"If we do not act, and stop and break up these groups, our healthcare system in the state of Ohio will not hold up," he said. "We’ve got people who have strokes, who have heart attacks, who have urgent needs for that healthcare system to attend to."
He acknowledged the effect the order would likely have on the state's food and drink businesses, many of which spent weeks and significant portions of their budgets preparing for exuberant St. Patrick's Day celebrations March 17.
"I have some idea of that suffering, and I can’t tell you how sorry I am," DeWine said. "Our goal is for everyone to get through this. What we wish is that next St. Patrick’s Day, they’re going to be there and they’ll have the opportunity to celebrate St. Patrick’s Day and not only that, but the opportunity to live their life and their American dream."
Lt. Gov. Jon Husted announced DeWine would sign an executive order extending some economic relief programs to businesses and individuals affected by the pandemic.
- It will enable workers without paid leave, workers whose workplaces are shut down and people quarantined by an employer or doctor to access unemployment benefits during the state of emergency.
- It will eliminate the previously required one-week gap between leaving a job and filing for unemployment benefits.
For small business owners:
- It will allow them to return unopened high-proof liquor purchased within the last 30 days. Husted said the state hopes this helps dull the blow of missing out on traffic-driving events such as St. Patrick's Day and March Madness.
- It will allow them to apply for a low-interest disaster relief loan of up to $2 million.
All Ohioans, regardless of whether they live in a county with a diagnosed case of coronavirus or not, should practice social distancing, wash their hands frequently and limit physical interactions with others.
Find more coronavirus/COVID-19 hotlines and resources below:
- Department of Health COVID-19 hotline: 833-4-ASK-ODH
- See ODH’s COVID-19 resources here.
- State COVID-19 hotline: 1-800-722-5725
- See the Cabinet for Health and Family Services coronavirus resource site here.
- SDH Epidemiology Resource Center: (317) 233-7125 or (317) 233-1325 after hours, or e-mail email@example.com
- See more information for coronavirus in Indiana here.
What is coronavirus, COVID-19?
According to the World Health Organization, coronaviruses are "a large family of viruses that cause illness ranging from the common cold to more severe diseases such as Middle East Respiratory Syndrome (MERS-CoV) and Severe Acute Respiratory Syndrome (SARS-CoV).
A novel coronavirus, such as COVID-19, is a new strain that has not been previously identified in humans.
COVID-19 was first identified in December 2019 in Wuhan City, Hubei Province, China and has now been detected in 45 countries across the globe, including in the U.S., according to the CDC.
The CDC reports the initial patients in China have some link to a large seafood and live animal market, indicative of animal-to-person spread. A growing number of patients, however, did not report exposure to animal markets, indicating the disease is spreading person-to-person.
What are the symptoms?

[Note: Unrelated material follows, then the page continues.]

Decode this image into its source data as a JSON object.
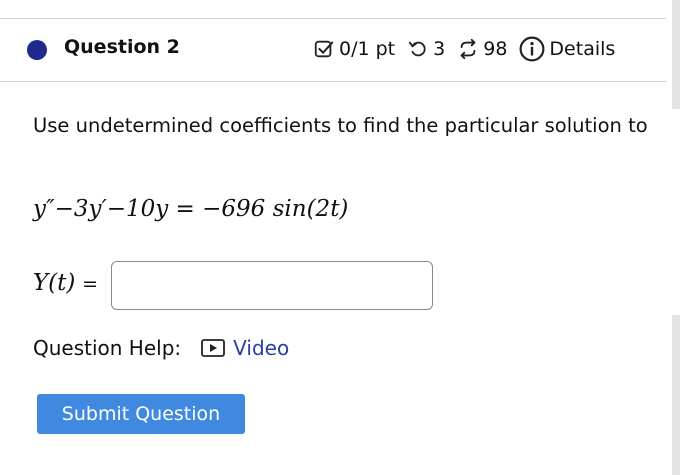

How does it spread?
Confirmed cases of COVID-19 have ranged from mild symptoms to severe illness and death, according to the CDC. Symptoms can include fever, cough, shortness of breath.
The CDC said symptoms could appear in as few as two days or as long as 14 days after exposure. It is similar to the incubation period for MERS.
Spread of the virus is thought to be mainly from person-to-person. Spread is between people who are in close contact with one another (within about six feet). Spread occurs via respiratory droplets produced when an infected person coughs or sneezes. The droplets can land in the mouths or noses of people who are nearby or possibly be inhaled into the lungs.
According to the CDC, it could be possible for a person to get COVID-19 by touching a surface or object that has the virus on it and then touching their own mouth, nose or possibly their eyes. This is not thought to be the main way the virus spreads, the CDC said.
- The disease is most contagious when people are the sickest and showing the most symptoms.